Camunda creating audit trail on oracle db server

Hi Team,

I have facing issue with oracle db with space as camunda creating audit trail file on oracle server side.

Could you please let me know how to stop camunda to create this audit trail files?

Regards,
Amol

Hi Amol,

What exactly do you mean with audit trail file?

Cheers,
Thorben

Hi @Amol23,

please refer to https://docs.oracle.com/database/121/DBSEG/audit_admin.htm#DBSEG821, I don’t think camunda is performing any specific operations regarding audit trail.

Cheers,
Askar

HI Thorben,

Oracle db creates trail log file for each connection which has logging information of each and every query.
We are observing camunda execution creating multiple files almost 3gb data in 1 hr due to which our oracle server crashes.

I had discusssion with db team, they are saying these audit trail shows most of data due to multiple connection open close continueously.

Regards,
Amol

Hi Askar,

We are observing camunda execution creating multiple files almost 3gb data in 1 hr due to which our oracle server crashes.

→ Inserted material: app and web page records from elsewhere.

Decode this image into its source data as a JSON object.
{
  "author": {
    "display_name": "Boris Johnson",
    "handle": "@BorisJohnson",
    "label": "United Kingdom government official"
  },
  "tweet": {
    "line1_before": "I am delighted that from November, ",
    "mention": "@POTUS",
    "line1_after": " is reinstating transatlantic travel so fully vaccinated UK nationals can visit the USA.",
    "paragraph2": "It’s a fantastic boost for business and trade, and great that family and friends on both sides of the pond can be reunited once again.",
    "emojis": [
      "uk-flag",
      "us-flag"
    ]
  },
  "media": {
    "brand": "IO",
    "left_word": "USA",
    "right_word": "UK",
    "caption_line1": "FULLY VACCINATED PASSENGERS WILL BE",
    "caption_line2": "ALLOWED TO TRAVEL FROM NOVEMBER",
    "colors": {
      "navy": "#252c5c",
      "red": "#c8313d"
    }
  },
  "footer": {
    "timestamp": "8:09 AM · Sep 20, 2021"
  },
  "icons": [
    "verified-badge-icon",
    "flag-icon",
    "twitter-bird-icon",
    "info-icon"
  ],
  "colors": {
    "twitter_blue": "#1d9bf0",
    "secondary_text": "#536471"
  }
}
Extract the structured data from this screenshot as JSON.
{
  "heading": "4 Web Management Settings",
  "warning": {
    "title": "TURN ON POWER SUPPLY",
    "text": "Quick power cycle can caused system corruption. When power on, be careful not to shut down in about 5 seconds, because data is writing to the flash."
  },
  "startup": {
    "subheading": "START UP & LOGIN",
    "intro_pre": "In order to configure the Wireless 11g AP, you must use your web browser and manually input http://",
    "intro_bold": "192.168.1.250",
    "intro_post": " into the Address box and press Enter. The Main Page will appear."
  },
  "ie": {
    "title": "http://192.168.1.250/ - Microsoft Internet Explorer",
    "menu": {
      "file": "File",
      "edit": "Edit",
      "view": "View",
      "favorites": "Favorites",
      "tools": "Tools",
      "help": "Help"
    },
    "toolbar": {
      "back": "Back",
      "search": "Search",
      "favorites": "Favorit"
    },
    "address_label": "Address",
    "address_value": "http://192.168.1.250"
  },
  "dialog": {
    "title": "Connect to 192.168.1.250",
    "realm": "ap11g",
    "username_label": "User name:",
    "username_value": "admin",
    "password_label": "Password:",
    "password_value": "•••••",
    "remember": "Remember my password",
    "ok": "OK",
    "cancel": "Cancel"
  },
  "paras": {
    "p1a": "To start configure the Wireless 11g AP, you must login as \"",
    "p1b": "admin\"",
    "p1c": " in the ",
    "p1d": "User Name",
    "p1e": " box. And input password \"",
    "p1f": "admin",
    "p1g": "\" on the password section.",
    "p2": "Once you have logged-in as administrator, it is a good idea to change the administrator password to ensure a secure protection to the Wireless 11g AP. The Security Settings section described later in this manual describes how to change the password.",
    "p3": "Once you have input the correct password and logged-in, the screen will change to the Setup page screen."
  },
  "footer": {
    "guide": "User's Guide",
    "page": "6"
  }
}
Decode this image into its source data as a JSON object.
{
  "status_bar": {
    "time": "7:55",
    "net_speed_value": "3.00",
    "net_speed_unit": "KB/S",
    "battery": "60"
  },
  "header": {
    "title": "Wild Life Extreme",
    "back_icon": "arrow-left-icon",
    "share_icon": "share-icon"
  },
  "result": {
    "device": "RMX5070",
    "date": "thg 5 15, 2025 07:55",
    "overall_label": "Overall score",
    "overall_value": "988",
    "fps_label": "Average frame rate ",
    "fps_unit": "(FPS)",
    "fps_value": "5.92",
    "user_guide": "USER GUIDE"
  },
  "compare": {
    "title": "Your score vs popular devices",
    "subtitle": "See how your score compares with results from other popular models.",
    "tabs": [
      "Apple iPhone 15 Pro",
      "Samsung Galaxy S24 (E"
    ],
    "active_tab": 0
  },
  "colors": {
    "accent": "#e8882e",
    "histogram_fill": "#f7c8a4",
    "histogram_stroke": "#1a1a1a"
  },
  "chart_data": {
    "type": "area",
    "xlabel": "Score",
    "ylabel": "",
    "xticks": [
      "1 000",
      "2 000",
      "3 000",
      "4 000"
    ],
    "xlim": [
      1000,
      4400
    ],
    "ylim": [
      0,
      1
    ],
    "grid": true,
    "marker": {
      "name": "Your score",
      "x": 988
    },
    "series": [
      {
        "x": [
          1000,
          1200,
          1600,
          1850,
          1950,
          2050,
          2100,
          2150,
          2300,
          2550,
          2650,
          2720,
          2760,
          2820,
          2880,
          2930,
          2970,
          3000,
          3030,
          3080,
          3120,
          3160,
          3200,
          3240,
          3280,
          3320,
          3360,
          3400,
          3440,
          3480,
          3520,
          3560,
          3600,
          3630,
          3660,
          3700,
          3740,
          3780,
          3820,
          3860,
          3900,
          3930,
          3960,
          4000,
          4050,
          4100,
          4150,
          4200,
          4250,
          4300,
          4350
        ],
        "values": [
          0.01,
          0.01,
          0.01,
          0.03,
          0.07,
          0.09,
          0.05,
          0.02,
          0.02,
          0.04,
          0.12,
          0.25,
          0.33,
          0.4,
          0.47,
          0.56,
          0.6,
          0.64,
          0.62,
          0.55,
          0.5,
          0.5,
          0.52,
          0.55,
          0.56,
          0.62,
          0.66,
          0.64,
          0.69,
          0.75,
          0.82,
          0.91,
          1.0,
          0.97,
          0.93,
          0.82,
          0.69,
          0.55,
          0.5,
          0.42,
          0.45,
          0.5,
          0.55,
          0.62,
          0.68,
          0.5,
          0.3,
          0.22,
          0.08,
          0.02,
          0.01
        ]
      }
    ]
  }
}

I had discusssion with db team, they are saying these audit trail shows most of data due to multiple connection open close continueously.

Do you know any configuration which we can set to avoid these multiple connection open close?

Regards,
Amol

How do you run Camunda. On an application or web server like JBoss/Wildfly or Tomcat?
Then look for the connection pooling properties of the datasource used.
Probably the key is to allow more idle connections or for longer time, so that connections can get reused more often.
This will also have a positive effect on the overall perfomance.

This can help too: https://docs.camunda.org/manual/7.5/user-guide/process-engine/database/#database-configuration

1 Like

I would think it would depend upon how you have your Java container configured as well as how you’re using Camunda itself. Any number of things can open a connection including a script, Java class, or even (indirectly) a web service call. If these audit files (I don’t use Oracle DB) are the equivalent of transaction logs that may be needed for recovery, then you may just have to live with them.

However, if the high connection count is due something like database connection pools, then that is something you can generally configure in the Java container (Tomcat, WildFly, etc.). While you don’t have to use connection pools, they generally increase performance as they reduce some of the overhead required to establish an initial database connection. However, these connections are persistent (usually there is a minimum initial value), so you’re always going to have active connections, and thus in your case apparently, associated audit logs.

Personally, I would look first to your Oracle configuration. If there are no answers there, then look at your Java container configuration. Finally, examine your processes for instances where a database connection may be used.

Michael

hi All,

This is got resolved after setting properties like Max connection size, max idle connections.

Thanks to all for your help .

Cheers,
Amol